- Video resolution: Should cameras be capable of high-definition (HD) video output? Because most meetings will include face-to-face interactions via the Internet, HD video (resolutions of up to 1920×1080) is recommended.
- Interoperability: Your conference room cameras should not be locked to a specific ecosystem. They should be operable across platforms. This means compatibility with, for instance, Skype, Google Hangouts, etc.
- Camera control: How will you control the camera? There are options for remote-controlled cameras; cameras with presets; and cameras that swivel to focus on whomever is speaking at the time.
- Versatility: A camera’s use should be applicable across a range of meeting room scenarios.
Where should the camera be? This is just as important as the kind of camera you choose. A good camera that is wrongly placed will deliver poor results. In any video conferencing setup, the camera placement can make or break the meeting. That is because unlike face-to-face meetings, attendees do not have the option to adjust their position to get a better view.
- The camera field-of-view provides a general indication of how far out cameras can be.
- In seating arrangements, cameras should be at eye level.
- Front-mounted cameras should be below the display/screen
See https://blog.huddlecamhd.com/conference-room/tips-for-design/ for more detailed instructions on camera placement. (“Tips for Designing a Conference Room,” 2019)

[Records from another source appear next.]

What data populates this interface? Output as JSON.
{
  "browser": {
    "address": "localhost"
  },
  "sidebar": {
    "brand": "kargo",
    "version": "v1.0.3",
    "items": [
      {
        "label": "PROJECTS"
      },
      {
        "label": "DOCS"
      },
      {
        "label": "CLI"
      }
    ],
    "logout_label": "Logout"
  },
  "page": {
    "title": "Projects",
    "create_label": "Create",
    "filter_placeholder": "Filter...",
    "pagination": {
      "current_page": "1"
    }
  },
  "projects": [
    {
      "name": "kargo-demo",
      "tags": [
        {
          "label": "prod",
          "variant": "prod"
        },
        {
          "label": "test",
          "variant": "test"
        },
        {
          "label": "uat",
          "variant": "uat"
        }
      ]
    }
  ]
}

There is a wide range of microphone types to choose from, and each has its pros and cons. The top factor for choosing the best mic is your room set up. The size of the room, the mic pick-up pattern and pick-up range will tell you if it is right for your room. A mic pick-up pattern describes what direction the microphone captures sound from. Microphones can be one-directional (pick up only sound directly in front it) or multi-directional (pick up sounds from all around). The pick-up range describes the maximum distance a sound source has to be for the mic to pick it up. One other important factor is whether you want mics to be visible or concealed. (“The 12 Best Microphones for Any Conference Room Setup | GetVoIP,” n.d.)
- Ceiling Mics: Are mounted or embedded into the ceiling or attached to a chandelier. A ceiling mic offers a clutter-free look and is great for large rooms, but they have a tendency to pick up background noise.
- Gooseneck Mics: Are one-directional, table-mounted mics. Each person at the table gets a dedicated mic. They are perfect for catching every speaker's voice clearly and cutting out noise, but they can clutter the table.
- Boundary Mics: Can be placed on a presentation stage or table and it will capture the voices of people in front of it. They often pick up background noise but do not clutter.
- Speaker Phones: Conference-focused systems that include mics and touch-screen interfaces for easy control and access. They may pick up noise and some options can be pricey.
- All-in-one Camera, Speaker & Mic: These are the best option for huddle rooms/small video conferencing setups. They are easy to set up and move around, plus they eliminate the need for extra mics or speakers.
For the current situation in which we find ourselves, we like the solutions from Phoenix Audio Technologies. The Phoenix Audio Spider conference speakerphone has an exceptionally large pickup and broadcasting range, using a 2.5mm to 3.5mm cable adaptor that easily allows you to link to almost any smartphone or tablet device.
For an immediate and complete video conferencing solution, learn more about the HuddleCamHD HuddlePair, a wide angle USB 2.0 webcam and speakerphone combination.
For any questions, reach one of our team members at firstname.lastname@example.org or 484-593-2314.
Read more on How to Use Video Conferencing at:
"Examining AV Tools for Enterprise Communication," Read more here.
"Focusing on AV Solutions for Higher Education Settings," Read more here.
"Teaching Students How to Live Stream," Read more here.
"Live Streaming for Radio Broadcasts," Read more here.
"10 Hacks to Up Your Video Conferencing Game," Read more here.
"Infographic: Dos and Don'ts of Video Conferencing, " Read more here.